§ **Problem statement**:
From the listing below, pull out every line where the string "selected" appears.
##### Information given
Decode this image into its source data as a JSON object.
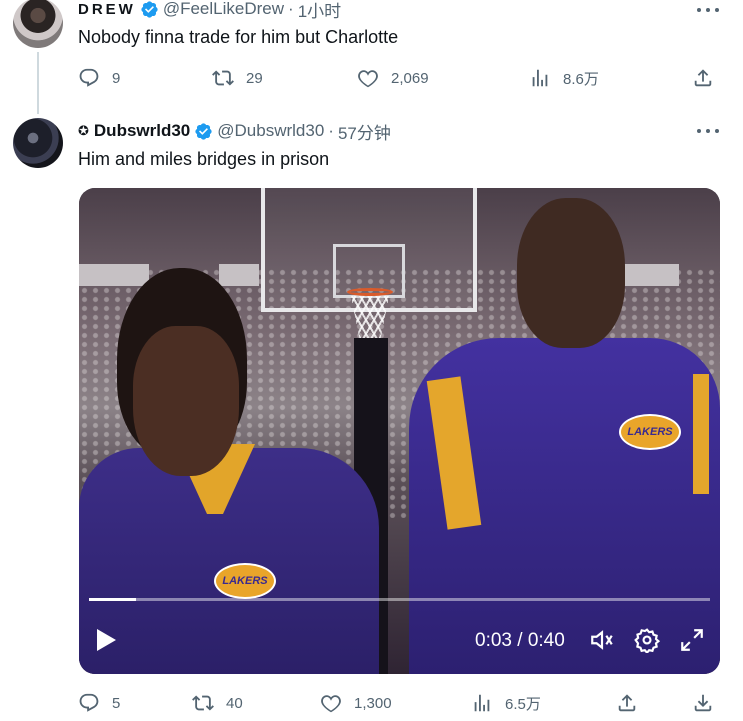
{
  "tweet1": {
    "display_name": "DREW",
    "handle": "@FeelLikeDrew",
    "separator": "·",
    "time": "1小时",
    "text": "Nobody finna trade for him but Charlotte",
    "replies": "9",
    "retweets": "29",
    "likes": "2,069",
    "views": "8.6万"
  },
  "tweet2": {
    "name_prefix_icon": "star-icon",
    "display_name": "Dubswrld30",
    "handle": "@Dubswrld30",
    "separator": "·",
    "time": "57分钟",
    "text": "Him and miles bridges in prison",
    "replies": "5",
    "retweets": "40",
    "likes": "1,300",
    "views": "6.5万",
    "video": {
      "current_time": "0:03",
      "duration": "0:40",
      "time_display": "0:03 / 0:40",
      "progress": 0.075,
      "logo_text": "LAKERS"
    }
  },
  "colors": {
    "text_primary": "#0f1419",
    "text_secondary": "#536471",
    "verified_blue": "#1d9bf0",
    "thread_line": "#cfd9de"
  }
}
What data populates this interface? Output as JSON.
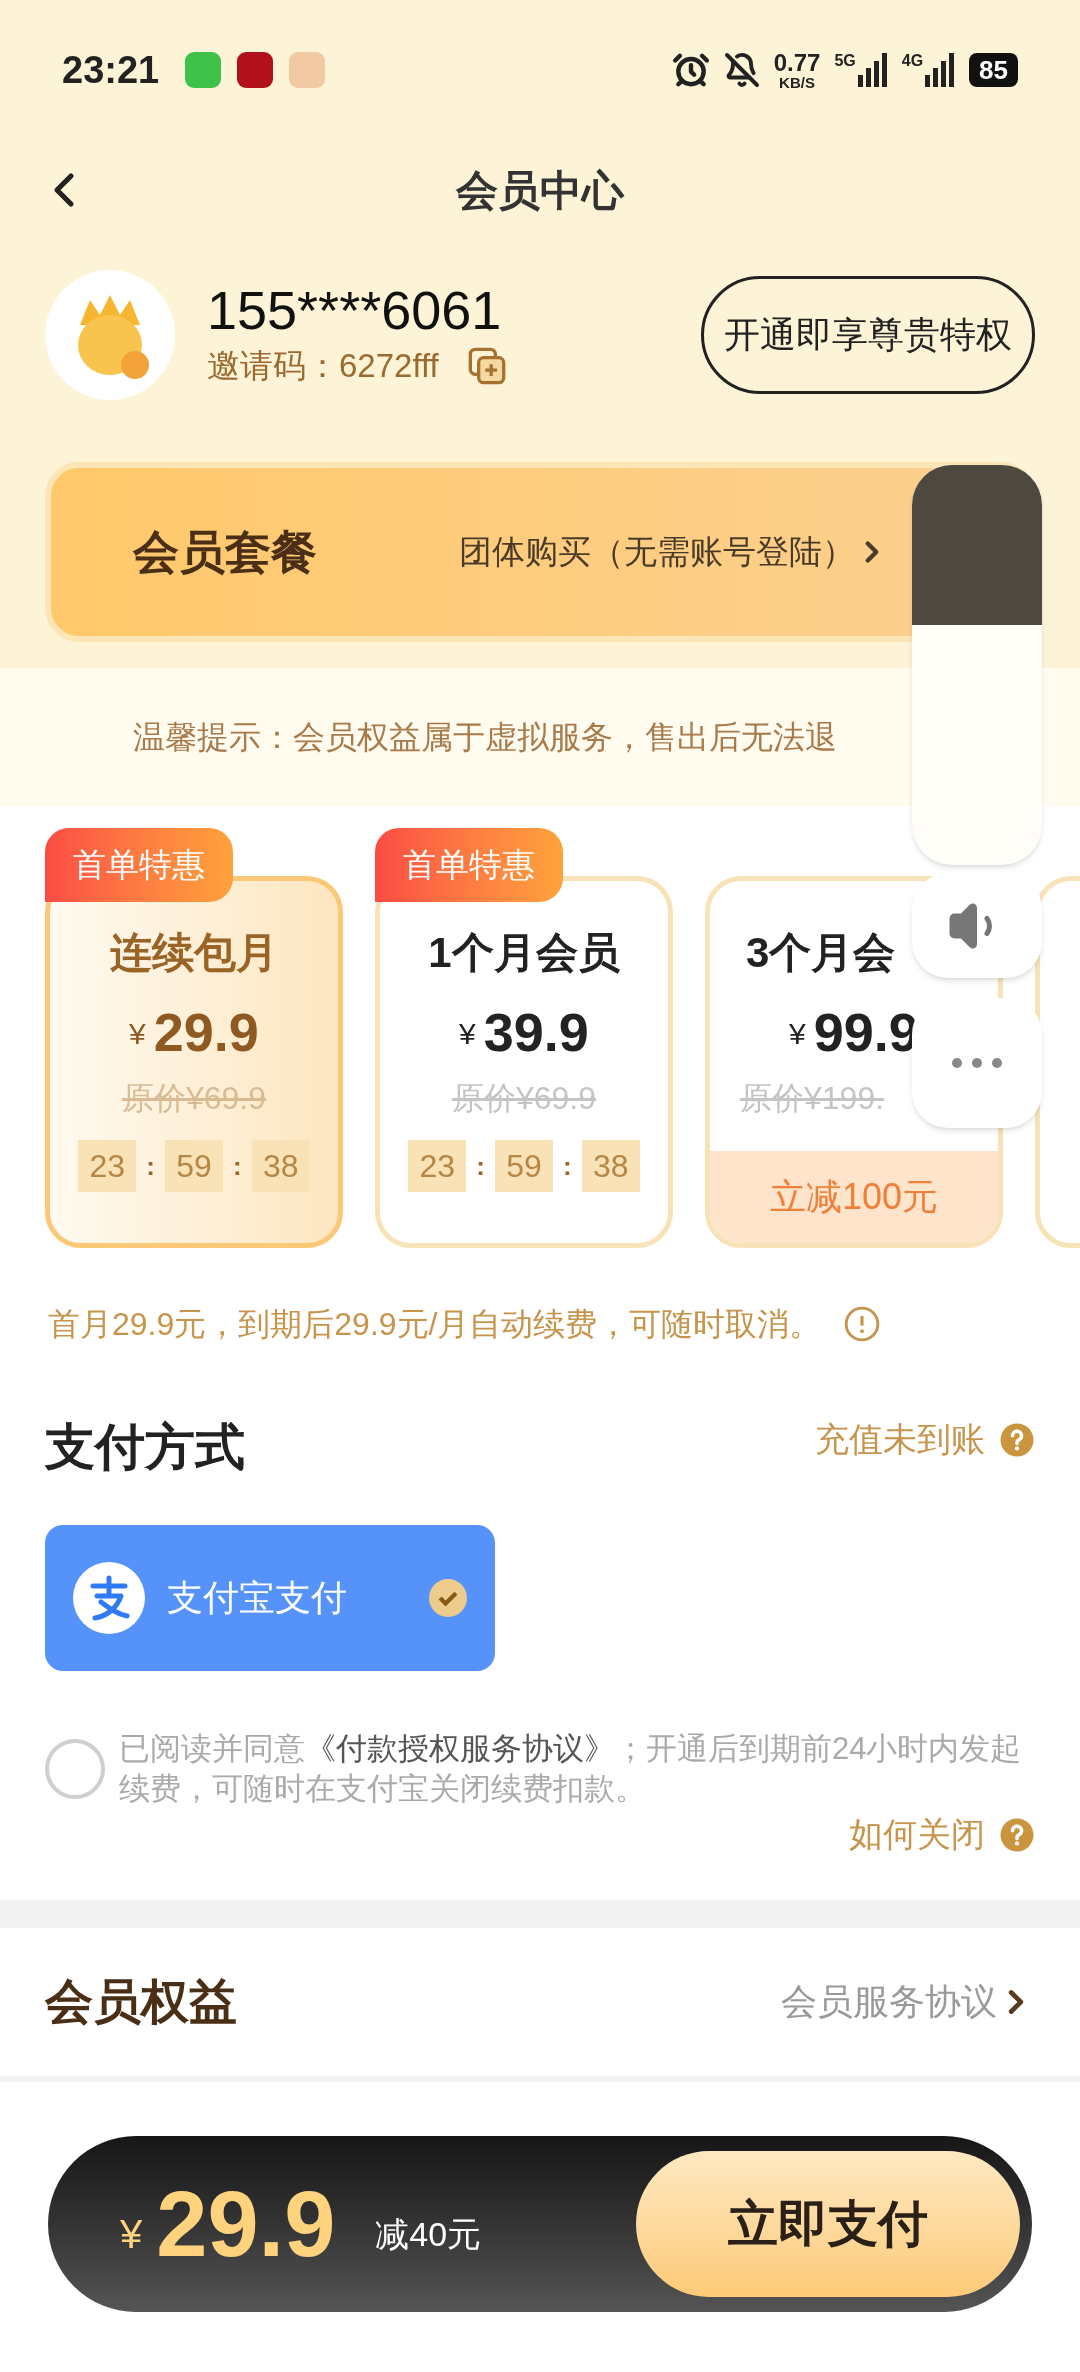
{
  "status_bar": {
    "time": "23:21",
    "speed": "0.77",
    "speed_unit": "KB/S",
    "net1": "5G",
    "net2": "4G",
    "battery": "85"
  },
  "header": {
    "title": "会员中心"
  },
  "profile": {
    "phone": "155****6061",
    "invite_label": "邀请码：",
    "invite_code": "6272fff",
    "cta": "开通即享尊贵特权"
  },
  "banner": {
    "title": "会员套餐",
    "link": "团体购买（无需账号登陆）"
  },
  "notice": "温馨提示：会员权益属于虚拟服务，售出后无法退",
  "countdown_separator": ":",
  "plans": [
    {
      "kind": "countdown",
      "badge": "首单特惠",
      "title": "连续包月",
      "currency": "¥",
      "price": "29.9",
      "original": "原价¥69.9",
      "countdown": [
        "23",
        "59",
        "38"
      ],
      "selected": true
    },
    {
      "kind": "countdown",
      "badge": "首单特惠",
      "title": "1个月会员",
      "currency": "¥",
      "price": "39.9",
      "original": "原价¥69.9",
      "countdown": [
        "23",
        "59",
        "38"
      ],
      "selected": false
    },
    {
      "kind": "discount",
      "title": "3个月会",
      "currency": "¥",
      "price": "99.9",
      "original": "原价¥199.",
      "discount": "立减100元",
      "selected": false
    }
  ],
  "renew_note": "首月29.9元，到期后29.9元/月自动续费，可随时取消。",
  "payment": {
    "title": "支付方式",
    "help": "充值未到账",
    "methods": [
      {
        "label": "支付宝支付",
        "selected": true
      }
    ]
  },
  "agreement": {
    "checked": false,
    "text": "已阅读并同意",
    "link": "《付款授权服务协议》",
    "rest": "；开通后到期前24小时内发起续费，可随时在支付宝关闭续费扣款。",
    "help": "如何关闭"
  },
  "benefits": {
    "title": "会员权益",
    "link": "会员服务协议"
  },
  "pay_bar": {
    "currency": "¥",
    "amount": "29.9",
    "saving": "减40元",
    "button": "立即支付"
  }
}
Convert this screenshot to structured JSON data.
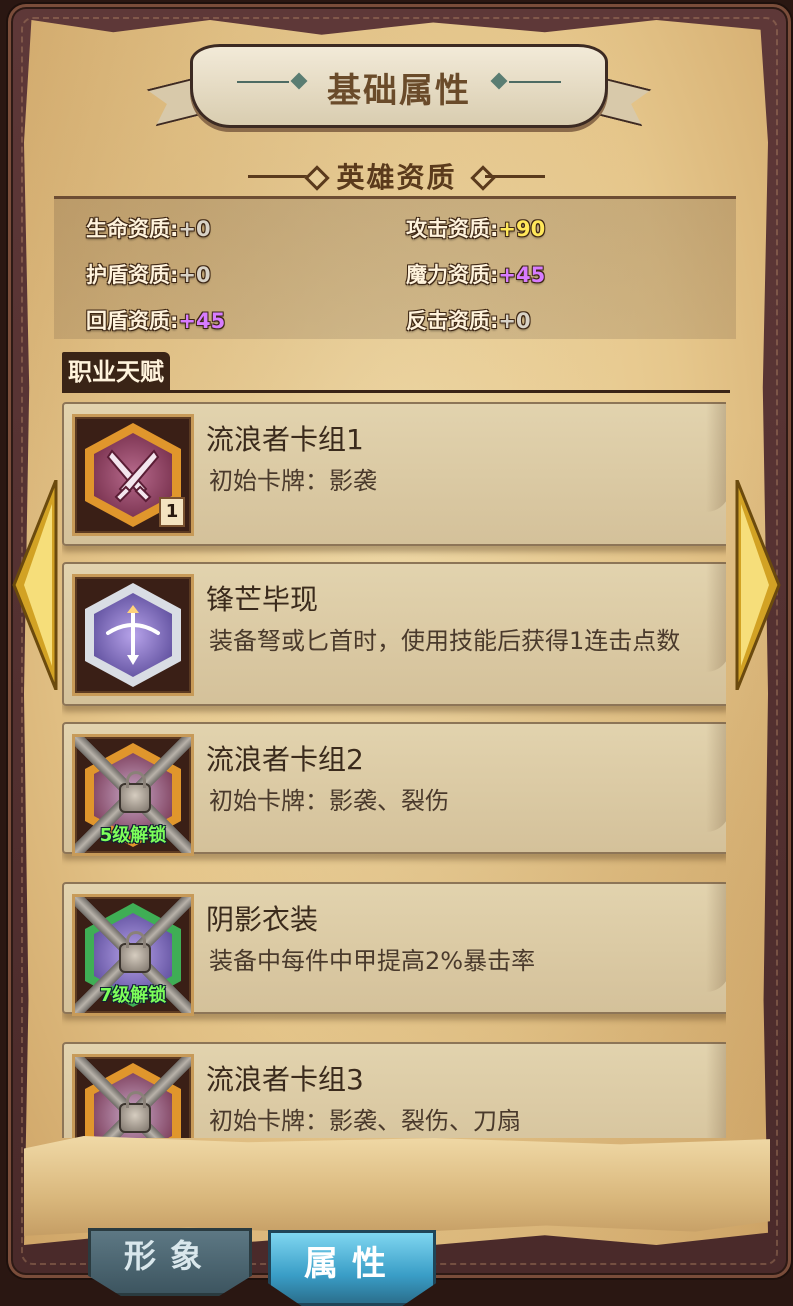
{
  "banner": {
    "title": "基础属性"
  },
  "aptitude": {
    "heading": "英雄资质",
    "stats": [
      {
        "label": "生命资质:",
        "value": "+0"
      },
      {
        "label": "攻击资质:",
        "value": "+90"
      },
      {
        "label": "护盾资质:",
        "value": "+0"
      },
      {
        "label": "魔力资质:",
        "value": "+45"
      },
      {
        "label": "回盾资质:",
        "value": "+45"
      },
      {
        "label": "反击资质:",
        "value": "+0"
      }
    ]
  },
  "talents": {
    "heading": "职业天赋",
    "items": [
      {
        "title": "流浪者卡组1",
        "desc": "初始卡牌：影袭",
        "level_badge": "1",
        "icon": "crossed-daggers-icon",
        "locked": false
      },
      {
        "title": "锋芒毕现",
        "desc": "装备弩或匕首时，使用技能后获得1连击点数",
        "icon": "crossbow-icon",
        "locked": false
      },
      {
        "title": "流浪者卡组2",
        "desc": "初始卡牌：影袭、裂伤",
        "unlock": "5级解锁",
        "icon": "chained-lock-icon",
        "locked": true
      },
      {
        "title": "阴影衣装",
        "desc": "装备中每件中甲提高2%暴击率",
        "unlock": "7级解锁",
        "icon": "chained-lock-icon",
        "locked": true
      },
      {
        "title": "流浪者卡组3",
        "desc": "初始卡牌：影袭、裂伤、刀扇",
        "icon": "chained-lock-icon",
        "locked": true
      }
    ]
  },
  "tabs": [
    {
      "label": "形象",
      "active": false
    },
    {
      "label": "属性",
      "active": true
    }
  ],
  "colors": {
    "yellow_value": "#ffe75a",
    "purple_value": "#d77cff",
    "zero_value": "#d8d2c6",
    "unlock_green": "#7dff5a"
  }
}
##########
§ **Result for this exercise**:
      "selected": true
      "selected": false
      "selected": false
        "selected": true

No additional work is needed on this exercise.